The United States reduction in carbon dioxide emissions is exemplary because it has occurred without a carbon policy such as a cap and trade program or a carbon tax, unlike the European Union, which implemented a cap and trade program in 2005. The carbon price in the European Union has recently increased substantially to €96.28 per metric ton ($109.91 per metric ton). The EU Emissions Trading Scheme (ETS) is the world’s largest greenhouse gas trading program. By 2019, the system covered more than 15,000 factories, power stations and other installations in 31 countries, including EU members, the United Kingdom, Iceland, Norway and Liechtenstein.

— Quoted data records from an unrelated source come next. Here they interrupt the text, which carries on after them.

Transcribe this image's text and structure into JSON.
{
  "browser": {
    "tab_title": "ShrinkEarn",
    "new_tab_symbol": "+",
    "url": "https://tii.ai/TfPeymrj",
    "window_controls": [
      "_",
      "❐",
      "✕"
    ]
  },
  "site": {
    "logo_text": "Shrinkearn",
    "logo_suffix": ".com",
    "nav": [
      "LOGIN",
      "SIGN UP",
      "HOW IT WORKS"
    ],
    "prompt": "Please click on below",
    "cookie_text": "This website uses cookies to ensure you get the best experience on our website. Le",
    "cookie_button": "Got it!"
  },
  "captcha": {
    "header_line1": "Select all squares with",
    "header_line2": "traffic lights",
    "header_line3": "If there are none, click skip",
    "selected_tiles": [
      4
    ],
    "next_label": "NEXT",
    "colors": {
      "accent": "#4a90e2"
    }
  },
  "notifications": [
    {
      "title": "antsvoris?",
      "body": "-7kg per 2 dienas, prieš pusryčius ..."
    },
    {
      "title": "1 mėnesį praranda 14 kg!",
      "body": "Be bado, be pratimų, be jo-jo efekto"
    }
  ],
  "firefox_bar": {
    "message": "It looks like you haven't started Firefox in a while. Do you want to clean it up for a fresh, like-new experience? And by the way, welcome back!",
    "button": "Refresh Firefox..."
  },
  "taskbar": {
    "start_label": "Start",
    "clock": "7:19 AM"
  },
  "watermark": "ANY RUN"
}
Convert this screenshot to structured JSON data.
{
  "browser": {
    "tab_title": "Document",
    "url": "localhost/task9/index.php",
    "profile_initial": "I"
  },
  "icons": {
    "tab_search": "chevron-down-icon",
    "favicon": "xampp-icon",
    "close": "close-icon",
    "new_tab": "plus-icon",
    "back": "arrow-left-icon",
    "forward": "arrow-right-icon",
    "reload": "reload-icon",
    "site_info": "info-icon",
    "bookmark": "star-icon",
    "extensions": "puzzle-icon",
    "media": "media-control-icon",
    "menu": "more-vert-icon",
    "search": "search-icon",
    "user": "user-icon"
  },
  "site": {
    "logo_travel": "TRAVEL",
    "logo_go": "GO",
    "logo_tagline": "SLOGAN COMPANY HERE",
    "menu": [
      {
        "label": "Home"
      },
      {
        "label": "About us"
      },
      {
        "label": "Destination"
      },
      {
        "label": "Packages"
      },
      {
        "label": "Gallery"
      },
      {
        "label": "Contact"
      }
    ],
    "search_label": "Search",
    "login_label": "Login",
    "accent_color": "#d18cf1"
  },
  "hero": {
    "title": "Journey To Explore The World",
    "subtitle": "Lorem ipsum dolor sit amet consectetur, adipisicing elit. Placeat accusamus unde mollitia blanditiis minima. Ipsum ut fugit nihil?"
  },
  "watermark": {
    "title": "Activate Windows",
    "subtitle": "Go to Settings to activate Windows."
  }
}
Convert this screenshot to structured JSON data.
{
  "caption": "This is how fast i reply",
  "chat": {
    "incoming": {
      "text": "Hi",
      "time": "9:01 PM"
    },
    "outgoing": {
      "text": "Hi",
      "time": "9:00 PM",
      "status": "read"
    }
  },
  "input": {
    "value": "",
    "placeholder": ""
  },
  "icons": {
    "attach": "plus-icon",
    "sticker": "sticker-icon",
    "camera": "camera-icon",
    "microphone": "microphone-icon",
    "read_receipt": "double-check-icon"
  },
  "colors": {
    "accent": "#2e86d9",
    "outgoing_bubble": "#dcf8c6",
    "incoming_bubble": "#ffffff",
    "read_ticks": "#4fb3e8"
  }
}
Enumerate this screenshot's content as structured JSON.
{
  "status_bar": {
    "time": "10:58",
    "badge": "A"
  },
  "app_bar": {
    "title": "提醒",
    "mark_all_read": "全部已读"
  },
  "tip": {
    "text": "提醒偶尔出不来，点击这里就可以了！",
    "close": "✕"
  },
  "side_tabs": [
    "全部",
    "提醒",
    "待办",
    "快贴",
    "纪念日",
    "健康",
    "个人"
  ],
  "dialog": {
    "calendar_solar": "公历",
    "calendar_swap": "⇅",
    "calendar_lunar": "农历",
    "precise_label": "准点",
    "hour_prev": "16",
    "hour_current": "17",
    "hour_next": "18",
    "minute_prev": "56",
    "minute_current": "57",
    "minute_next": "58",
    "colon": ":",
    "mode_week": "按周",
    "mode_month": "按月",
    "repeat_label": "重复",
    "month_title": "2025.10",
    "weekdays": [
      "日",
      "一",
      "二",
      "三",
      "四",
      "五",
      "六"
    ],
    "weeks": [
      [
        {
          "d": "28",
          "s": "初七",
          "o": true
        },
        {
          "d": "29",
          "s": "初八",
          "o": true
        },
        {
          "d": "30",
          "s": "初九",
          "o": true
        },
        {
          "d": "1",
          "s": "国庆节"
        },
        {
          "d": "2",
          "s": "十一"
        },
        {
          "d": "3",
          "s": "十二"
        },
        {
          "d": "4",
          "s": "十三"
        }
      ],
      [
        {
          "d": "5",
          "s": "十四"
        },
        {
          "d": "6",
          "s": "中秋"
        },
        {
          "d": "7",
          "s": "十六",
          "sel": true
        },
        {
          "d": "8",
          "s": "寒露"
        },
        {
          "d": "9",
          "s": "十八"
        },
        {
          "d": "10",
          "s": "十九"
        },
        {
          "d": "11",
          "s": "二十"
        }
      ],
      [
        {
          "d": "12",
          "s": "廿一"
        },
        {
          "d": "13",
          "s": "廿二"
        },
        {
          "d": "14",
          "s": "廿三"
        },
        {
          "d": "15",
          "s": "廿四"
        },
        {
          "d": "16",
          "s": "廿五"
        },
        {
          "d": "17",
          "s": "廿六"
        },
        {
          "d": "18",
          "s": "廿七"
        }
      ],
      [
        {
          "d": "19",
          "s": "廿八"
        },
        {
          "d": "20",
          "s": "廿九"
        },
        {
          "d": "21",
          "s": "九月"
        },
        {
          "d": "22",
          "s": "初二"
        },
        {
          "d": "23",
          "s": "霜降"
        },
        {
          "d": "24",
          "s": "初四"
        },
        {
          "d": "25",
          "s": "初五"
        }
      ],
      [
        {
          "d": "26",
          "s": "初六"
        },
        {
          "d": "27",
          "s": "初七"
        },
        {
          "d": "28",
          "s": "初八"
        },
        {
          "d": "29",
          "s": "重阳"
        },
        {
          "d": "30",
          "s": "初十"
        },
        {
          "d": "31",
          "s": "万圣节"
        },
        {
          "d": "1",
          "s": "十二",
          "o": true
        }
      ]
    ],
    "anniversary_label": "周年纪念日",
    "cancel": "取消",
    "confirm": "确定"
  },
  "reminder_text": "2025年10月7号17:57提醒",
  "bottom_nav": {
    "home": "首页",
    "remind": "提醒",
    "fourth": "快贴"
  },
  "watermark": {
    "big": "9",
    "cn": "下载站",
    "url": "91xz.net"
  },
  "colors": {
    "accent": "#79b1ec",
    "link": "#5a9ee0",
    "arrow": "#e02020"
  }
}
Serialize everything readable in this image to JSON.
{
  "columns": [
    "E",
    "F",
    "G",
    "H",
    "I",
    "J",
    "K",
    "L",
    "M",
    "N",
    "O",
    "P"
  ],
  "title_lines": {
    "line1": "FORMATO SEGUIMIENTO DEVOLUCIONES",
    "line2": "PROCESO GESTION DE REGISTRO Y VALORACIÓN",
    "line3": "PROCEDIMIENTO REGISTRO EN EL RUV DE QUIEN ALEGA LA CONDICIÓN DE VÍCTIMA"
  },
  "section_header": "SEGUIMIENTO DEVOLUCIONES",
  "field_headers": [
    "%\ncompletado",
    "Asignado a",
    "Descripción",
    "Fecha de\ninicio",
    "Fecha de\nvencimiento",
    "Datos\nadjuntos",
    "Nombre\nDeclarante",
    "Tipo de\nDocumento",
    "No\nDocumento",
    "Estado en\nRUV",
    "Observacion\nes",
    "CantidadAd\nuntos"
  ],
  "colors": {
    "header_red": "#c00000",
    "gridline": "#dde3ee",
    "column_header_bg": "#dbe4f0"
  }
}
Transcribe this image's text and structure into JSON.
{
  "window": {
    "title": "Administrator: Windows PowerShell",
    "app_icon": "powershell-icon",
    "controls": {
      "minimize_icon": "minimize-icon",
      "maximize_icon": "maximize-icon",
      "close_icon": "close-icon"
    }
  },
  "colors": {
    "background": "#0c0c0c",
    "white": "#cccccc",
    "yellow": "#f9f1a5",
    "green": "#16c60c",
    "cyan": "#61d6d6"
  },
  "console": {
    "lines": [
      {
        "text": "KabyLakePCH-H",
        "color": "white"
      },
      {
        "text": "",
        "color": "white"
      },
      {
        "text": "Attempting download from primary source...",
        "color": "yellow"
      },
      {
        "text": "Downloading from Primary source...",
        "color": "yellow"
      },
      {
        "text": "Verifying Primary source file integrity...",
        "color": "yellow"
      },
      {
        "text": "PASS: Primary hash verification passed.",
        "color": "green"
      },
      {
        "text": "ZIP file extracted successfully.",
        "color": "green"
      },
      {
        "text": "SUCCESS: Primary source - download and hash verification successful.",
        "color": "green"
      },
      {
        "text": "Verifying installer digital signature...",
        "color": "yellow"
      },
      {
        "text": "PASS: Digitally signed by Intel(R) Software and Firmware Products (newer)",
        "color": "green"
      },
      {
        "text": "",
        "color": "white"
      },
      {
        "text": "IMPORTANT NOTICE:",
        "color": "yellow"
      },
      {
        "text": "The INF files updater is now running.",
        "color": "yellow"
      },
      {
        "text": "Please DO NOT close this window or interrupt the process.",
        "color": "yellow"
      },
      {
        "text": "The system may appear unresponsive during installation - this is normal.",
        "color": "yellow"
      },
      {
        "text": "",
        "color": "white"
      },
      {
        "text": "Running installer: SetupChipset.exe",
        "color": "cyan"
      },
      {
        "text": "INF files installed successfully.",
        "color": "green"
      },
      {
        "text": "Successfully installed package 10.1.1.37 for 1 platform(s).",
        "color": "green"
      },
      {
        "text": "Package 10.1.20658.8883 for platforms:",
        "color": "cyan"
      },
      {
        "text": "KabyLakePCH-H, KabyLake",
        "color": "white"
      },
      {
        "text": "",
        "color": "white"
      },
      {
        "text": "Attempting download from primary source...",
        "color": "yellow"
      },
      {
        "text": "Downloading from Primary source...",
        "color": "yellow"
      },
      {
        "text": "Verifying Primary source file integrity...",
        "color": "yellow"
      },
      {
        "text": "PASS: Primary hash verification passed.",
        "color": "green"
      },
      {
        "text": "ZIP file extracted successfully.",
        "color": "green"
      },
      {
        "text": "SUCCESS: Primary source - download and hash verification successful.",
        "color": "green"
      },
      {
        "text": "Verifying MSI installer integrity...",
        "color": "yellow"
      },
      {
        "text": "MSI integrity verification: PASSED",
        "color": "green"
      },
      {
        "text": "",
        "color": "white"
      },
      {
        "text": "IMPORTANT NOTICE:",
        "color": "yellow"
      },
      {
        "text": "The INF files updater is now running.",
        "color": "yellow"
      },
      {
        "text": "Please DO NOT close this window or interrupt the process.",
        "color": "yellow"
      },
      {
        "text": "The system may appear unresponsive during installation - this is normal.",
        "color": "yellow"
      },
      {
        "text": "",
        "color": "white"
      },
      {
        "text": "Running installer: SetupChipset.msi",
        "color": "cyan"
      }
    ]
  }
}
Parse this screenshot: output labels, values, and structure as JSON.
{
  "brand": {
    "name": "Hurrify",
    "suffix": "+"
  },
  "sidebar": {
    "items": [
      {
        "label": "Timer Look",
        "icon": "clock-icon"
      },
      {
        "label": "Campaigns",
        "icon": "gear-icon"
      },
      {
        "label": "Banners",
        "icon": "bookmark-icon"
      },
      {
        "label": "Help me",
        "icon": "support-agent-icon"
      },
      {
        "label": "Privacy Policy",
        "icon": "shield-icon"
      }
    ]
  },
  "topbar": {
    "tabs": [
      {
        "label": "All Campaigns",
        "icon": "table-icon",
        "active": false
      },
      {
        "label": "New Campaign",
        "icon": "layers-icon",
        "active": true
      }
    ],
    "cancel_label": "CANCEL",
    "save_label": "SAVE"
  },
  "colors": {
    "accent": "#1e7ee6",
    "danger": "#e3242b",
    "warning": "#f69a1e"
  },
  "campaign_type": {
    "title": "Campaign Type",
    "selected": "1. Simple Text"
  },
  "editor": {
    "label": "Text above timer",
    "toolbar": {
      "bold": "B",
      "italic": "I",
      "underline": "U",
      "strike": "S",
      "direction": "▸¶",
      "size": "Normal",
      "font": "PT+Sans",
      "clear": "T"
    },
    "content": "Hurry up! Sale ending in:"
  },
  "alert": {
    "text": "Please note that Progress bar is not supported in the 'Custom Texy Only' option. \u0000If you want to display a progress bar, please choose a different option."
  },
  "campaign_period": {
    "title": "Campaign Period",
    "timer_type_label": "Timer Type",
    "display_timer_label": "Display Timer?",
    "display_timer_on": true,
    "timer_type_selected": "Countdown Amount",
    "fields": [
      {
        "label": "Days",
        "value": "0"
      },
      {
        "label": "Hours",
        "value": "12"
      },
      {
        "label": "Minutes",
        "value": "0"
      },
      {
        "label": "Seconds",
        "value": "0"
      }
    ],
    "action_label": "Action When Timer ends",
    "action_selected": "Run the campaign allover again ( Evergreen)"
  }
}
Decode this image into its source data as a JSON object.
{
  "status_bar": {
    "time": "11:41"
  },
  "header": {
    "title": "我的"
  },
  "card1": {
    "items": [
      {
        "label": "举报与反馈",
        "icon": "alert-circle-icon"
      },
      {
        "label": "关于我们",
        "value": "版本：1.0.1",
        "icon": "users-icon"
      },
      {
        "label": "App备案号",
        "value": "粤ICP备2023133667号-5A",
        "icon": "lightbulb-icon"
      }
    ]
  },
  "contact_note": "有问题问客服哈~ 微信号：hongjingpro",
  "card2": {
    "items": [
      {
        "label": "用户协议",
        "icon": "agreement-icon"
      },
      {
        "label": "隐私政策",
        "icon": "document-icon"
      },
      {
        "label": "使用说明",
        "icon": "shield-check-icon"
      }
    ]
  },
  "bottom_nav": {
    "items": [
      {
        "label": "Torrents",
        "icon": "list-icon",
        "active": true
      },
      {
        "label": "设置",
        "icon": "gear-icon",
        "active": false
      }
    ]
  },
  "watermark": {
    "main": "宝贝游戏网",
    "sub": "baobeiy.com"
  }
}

China is by far the largest emitter of carbon dioxide emissions in the world. Despite China’s commitment to the Paris Climate Accord, China’s Xi Jinping recently indicated that the country’s low-carbon goals should not come at the expense of energy and food security or the “normal life” of ordinary people. China sees pledges to reduce carbon dioxide emissions as a risk to jobs and economic growth, which they have prioritized. Xi was quoted as saying, “Reducing emissions is not about reducing productivity, and it is not about not emitting at all, either.” Xi also said, “We must stick to the overall planning and ensure energy security, industrial supply chain security and food security at the same time as cutting carbon emissions.” These are words that the Biden administration needs to consider, as its anti-oil and gas policies are rapidly escalating gasoline and heating costs for millions of Americans that can least afford those increases and his anti-coal stance is eliminating a possible avenue for lowering electricity prices as coal plants retire in the United States.